WASHINGTON, D.C. -- The United States Supreme Court heard oral arguments Monday morning in a seminal case that will decide the immediate future of American sports betting.
The case, matching New Jersey Gov. Chris Christie versus the NCAA, NFL and other major professional leagues, is centered on the Professional and Amateur Sports Protection Act of 1992 (PASPA), the federal ban on state-sponsored sports betting.
PASPA prohibits legal sports betting in all but a handful of states, with only Nevada allowed to offer wagering on single games, the most popular form.
A decision in the case, Governor Christopher J. Christie, et al. v. National Collegiate Athletic Association, et al., is expected to be released in the first half of 2018, by the end of June at the latest.
A New Jersey win would allow the state's racetracks and casinos to begin offering sports betting and potentially lay the groundwork for other states.
Twenty states signed on in support of New Jersey in the case, and Connecticut, Mississippi, New York and Pennsylvania have already passed legislation that would allow them to get in the game if the federal ban is lifted.
A packed courtroom watched Ted Olson, a former U.S. solicitor general representing New Jersey, argue that PASPA commandeers the commandeers the state to maintain its prohibition on sports betting.
"This is the fear of every governor, that we'll be at the mercy of the federal government and that they'll make us pay for it," Christie said after the hearing. "It's not right."
Sports league attorney Paul Clement claimed that New Jersey is allowed to repeal its prohibitions on sports betting and therefore is not commandeered by the federal government.
Current U.S. Deputy Solicitor General Jeff Wall represented the Department of Justice on the side of the sports leagues and said states could comply with PASPA by complete repeal of their statutes on sports betting.
Chief Justice John Roberts asked Wall if, in that scenario, a child could enter a casino and gamble.
"Well, is that serious?" Roberts said. "You have no problem if there's no prohibition at all and anybody can engage in any kind of gambling they want, a 12-year-old can come into the casino and -- you're not serious about that."
The sports leagues have long maintained that expanding legal sports betting in the U.S. would threaten the integrity of their games. They sued New Jersey in 2012, sparking a five-year legal saga that finally reached the Supreme Court on Monday.

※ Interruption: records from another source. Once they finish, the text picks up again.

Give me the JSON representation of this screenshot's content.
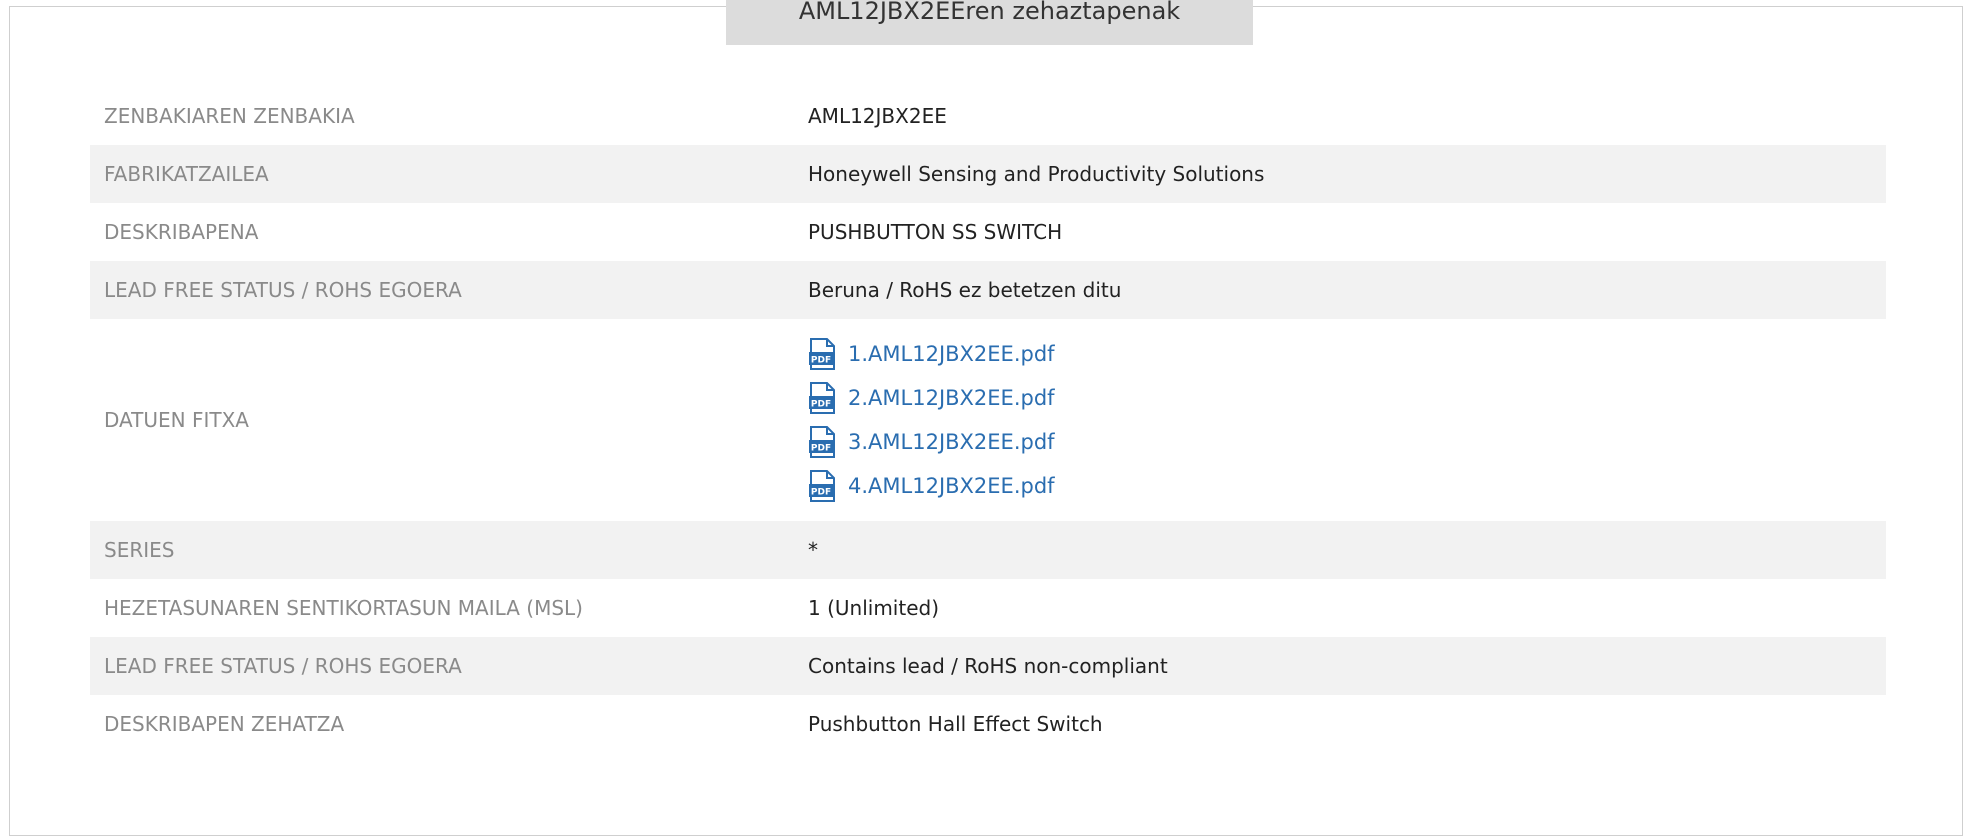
{
  "page": {
    "title": "AML12JBX2EEren zehaztapenak"
  },
  "specs": [
    {
      "label": "ZENBAKIAREN ZENBAKIA",
      "value": "AML12JBX2EE"
    },
    {
      "label": "FABRIKATZAILEA",
      "value": "Honeywell Sensing and Productivity Solutions"
    },
    {
      "label": "DESKRIBAPENA",
      "value": "PUSHBUTTON SS SWITCH"
    },
    {
      "label": "LEAD FREE STATUS / ROHS EGOERA",
      "value": "Beruna / RoHS ez betetzen ditu"
    },
    {
      "label": "DATUEN FITXA",
      "files": [
        "1.AML12JBX2EE.pdf",
        "2.AML12JBX2EE.pdf",
        "3.AML12JBX2EE.pdf",
        "4.AML12JBX2EE.pdf"
      ]
    },
    {
      "label": "SERIES",
      "value": "*"
    },
    {
      "label": "HEZETASUNAREN SENTIKORTASUN MAILA (MSL)",
      "value": "1 (Unlimited)"
    },
    {
      "label": "LEAD FREE STATUS / ROHS EGOERA",
      "value": "Contains lead / RoHS non-compliant"
    },
    {
      "label": "DESKRIBAPEN ZEHATZA",
      "value": "Pushbutton Hall Effect Switch"
    }
  ],
  "icons": {
    "pdf": "pdf-file-icon"
  },
  "colors": {
    "link": "#2a6db0",
    "label": "#8a8a8a",
    "row_alt": "#f2f2f2",
    "title_bg": "#dcdcdc"
  }
}
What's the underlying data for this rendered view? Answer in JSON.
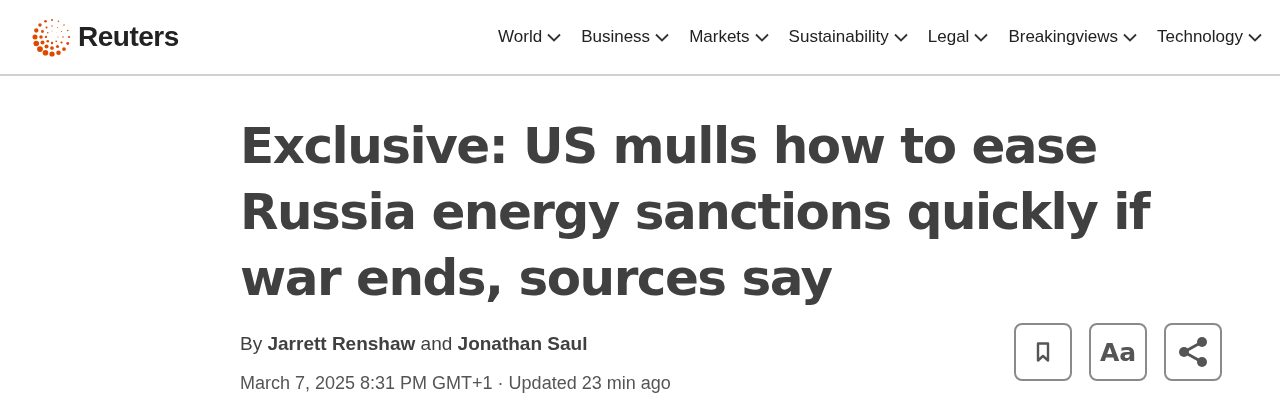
{
  "header": {
    "logo": "Reuters",
    "nav": [
      {
        "label": "World"
      },
      {
        "label": "Business"
      },
      {
        "label": "Markets"
      },
      {
        "label": "Sustainability"
      },
      {
        "label": "Legal"
      },
      {
        "label": "Breakingviews"
      },
      {
        "label": "Technology"
      }
    ]
  },
  "article": {
    "headline": "Exclusive: US mulls how to ease Russia energy sanctions quickly if war ends, sources say",
    "byline": "By **Jarrett Renshaw** and **Jonathan Saul**",
    "dateline": "March 7, 2025 8:31 PM GMT+1 · Updated 23 min ago",
    "tools": [
      {
        "kind": "bookmark"
      },
      {
        "kind": "text-size",
        "label": "Aa"
      },
      {
        "kind": "share"
      }
    ]
  }
}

Since the initial suit, NBA commissioner Adam Silver has come out in support of regulating sports betting, and the NFL and NHL have approved the relocation of franchises to Las Vegas, where sports betting is legal.
"I've always been willing to talk to the sports leagues [about sports betting]," Christie said. "The sports leagues never have been willing to talk to me. They thought they were going to get rid of us a long time ago. They never met me. They have now."
The NFL and Major League Baseball declined to comment after today's arguments when reached by ESPN.
"The NBA prefers a comprehensive federal approach to legalized sports betting, as opposed to a hodgepodge of state by state laws that would create conflicting rules and regulations, customer confusion, and difficulties in enforcement," NBA spokesman Mike Bass told ESPN.
Opponents of gambling expansion believe legalization will cause social harms, including addiction.
The American Gaming Association says more than $150 billion is bet on sports annually in the U.S., but estimates vary widely.
According to a 2017 poll conducted by The Washington Post and University of Massachusetts Lowell, 56 percent of Americans approve of legalizing betting on pro sports.
"We're going to do well," Christie predicted.
Shortly after the oral arguments, Rep. Frank Pallone, D-N.J., announced that he would introduce a bill on Monday that aims to repeal the federal ban on sports betting.
Pallone's bill, the Gaming Accountability and Modernization Enhancement Act or GAME Act, would allow states to legalize sports betting and online gambling, if appropriate consumer protections are in place.
"Today's argument before the Supreme Court showed there is a serious question as to whether PASPA violates the Constitution and whether New Jersey even violated PASPA in the first place," Pallone said in a statement. "It is clear to me that PASPA is unconstitutional. I am hopeful that the Supreme Court will decide in New Jersey's favor, and the GAME Act provides the necessary legal framework for states to move forward."